Stored dataset items:
-- Opening Marker --
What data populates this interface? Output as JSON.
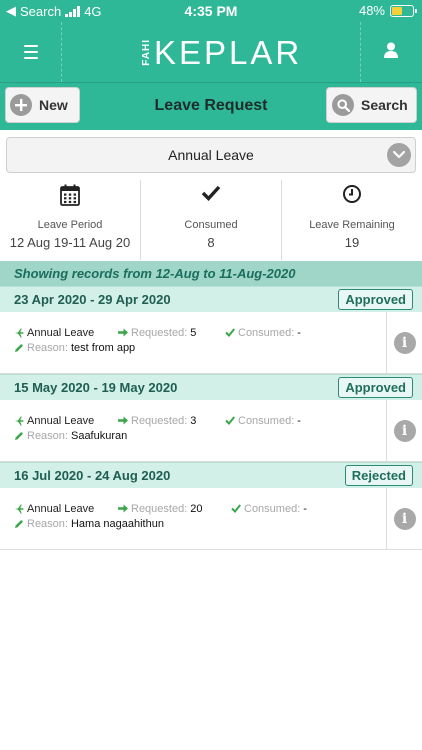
{
  "status_bar": {
    "carrier": "Search",
    "network": "4G",
    "time": "4:35 PM",
    "battery": "48%",
    "battery_level": 0.48
  },
  "header": {
    "logo_prefix": "FAHI",
    "logo_text": "KEPLAR",
    "menu_icon": "hamburger-icon",
    "user_icon": "user-icon"
  },
  "toolbar": {
    "new_label": "New",
    "title": "Leave Request",
    "search_label": "Search"
  },
  "leave_type": {
    "selected": "Annual Leave"
  },
  "stats": [
    {
      "icon": "calendar-icon",
      "label": "Leave Period",
      "value": "12 Aug 19-11 Aug 20"
    },
    {
      "icon": "checkmark-icon",
      "label": "Consumed",
      "value": "8"
    },
    {
      "icon": "clock-icon",
      "label": "Leave Remaining",
      "value": "19"
    }
  ],
  "records_range": "Showing records from 12-Aug to 11-Aug-2020",
  "labels": {
    "requested": "Requested:",
    "consumed": "Consumed:",
    "reason": "Reason:"
  },
  "records": [
    {
      "dates": "23 Apr 2020 - 29 Apr 2020",
      "status": "Approved",
      "type": "Annual Leave",
      "requested": "5",
      "consumed": "-",
      "reason": "test from app"
    },
    {
      "dates": "15 May 2020 - 19 May 2020",
      "status": "Approved",
      "type": "Annual Leave",
      "requested": "3",
      "consumed": "-",
      "reason": "Saafukuran"
    },
    {
      "dates": "16 Jul 2020 - 24 Aug 2020",
      "status": "Rejected",
      "type": "Annual Leave",
      "requested": "20",
      "consumed": "-",
      "reason": "Hama nagaahithun"
    }
  ],
  "colors": {
    "brand": "#2fb898",
    "accent_dark": "#1f6f5d",
    "icon_green": "#3aa64a"
  }
}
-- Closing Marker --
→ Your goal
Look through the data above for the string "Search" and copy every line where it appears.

→ Expected answer
    "carrier": "Search",
    "search_label": "Search"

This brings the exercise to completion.